Not dinos but still rather interesting.
When the first pioneering plants emerged from the earth's
ancient seas and took up life on land, they turned a barren
landscape green and paved the way for countless
animals and other organisms to follow.
Biologists have long set the date for that momentous event
somewhere around 450 million years ago, but a new study in
the current issue of the journal Science suggests that
plants escaped the oceans at least 700 million years ago,
a radically earlier date.
In fact, the new work pushes the origin of land plants so
far back in time that the authors say these plants may
actually have touched off critical events that have long
been thought to have predated them. One such event is the
famous evolutionary proliferation of animal groups called
the Cambrian explosion.
Published on Friday, the new date of 700 million years has
already garnered great interest as well as healthy portions
of head-shaking disbelief. The team of researchers, composed
largely of undergraduates at Penn State, was led by Dr. Blair
Hedges, a molecular evolutionist known for using molecular
data to try to turn conventional wisdom about evolutionary
history on its head.

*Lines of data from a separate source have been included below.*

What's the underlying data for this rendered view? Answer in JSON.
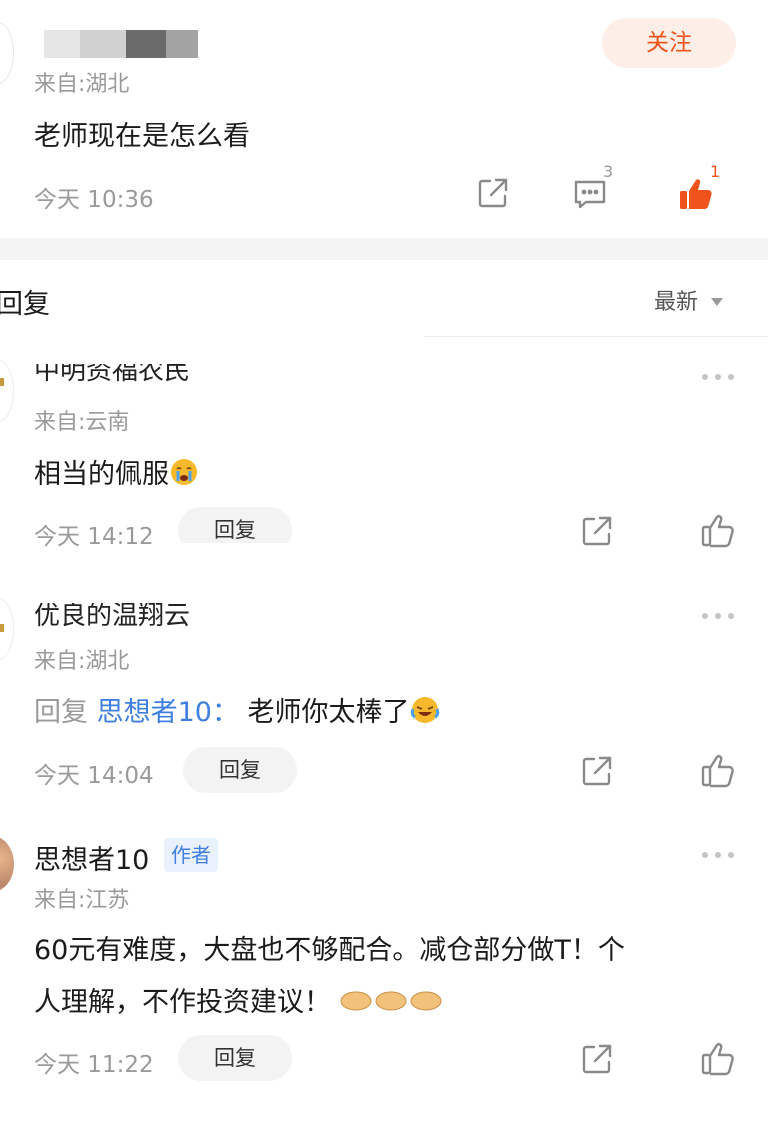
{
  "top_comment": {
    "follow_label": "关注",
    "location": "来自:湖北",
    "text": "老师现在是怎么看",
    "time": "今天 10:36",
    "comment_count": "3",
    "like_count": "1"
  },
  "replies_header": {
    "title": "回复",
    "sort_label": "最新"
  },
  "replies": [
    {
      "partial_name": "中明资福农民",
      "location": "来自:云南",
      "text": "相当的佩服",
      "time": "今天 14:12",
      "reply_label": "回复"
    },
    {
      "partial_name": "优良的温翔云",
      "location": "来自:湖北",
      "reply_prefix": "回复",
      "mention": "思想者10",
      "colon": "：",
      "text": "老师你太棒了",
      "time": "今天 14:04",
      "reply_label": "回复"
    },
    {
      "name": "思想者10",
      "badge": "作者",
      "location": "来自:江苏",
      "text_line1": "60元有难度，大盘也不够配合。减仓部分做T！个",
      "text_line2": "人理解，不作投资建议！",
      "time": "今天 11:22",
      "reply_label": "回复"
    }
  ],
  "colors": {
    "accent_orange": "#f0531c",
    "follow_bg": "#fdeee7",
    "link_blue": "#3f7fe0",
    "badge_bg": "#e9f1fd"
  }
}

The work is also of interest as the latest in what is
becoming a long line of molecular studies that suggest ages
that are inexplicably older than fossil data would suggest
for various groups. Some scientists say that the molecular
data are likely to be right and that paleontologists need to
dig harder for those fossils. Others suggest that molecular
data may be biased toward overestimating ages.
In their study, Dr. Hedges and colleagues analyzed more
than 100 previously published protein sequences to examine
the differences accumulated over time between a number of
fungi and plants.
Plants are widely thought to have made the leap to land
accompanied by fungi, like the fungi that today can be
found living in the roots of most plants. Using a protein
clock, the researchers estimated that the necessary fungi
were around more than a billion years ago, setting the
scene for the evolution of land plants arising at least
700 million years ago.
Dr. Blair said the work suggested that biologists might
need to rethink the dating of some of the more modern
groups of plants, like the flowering plants and species
like corn and rice. "It could push these dates back also,"
he said, "and that probably will tick off a lot of people."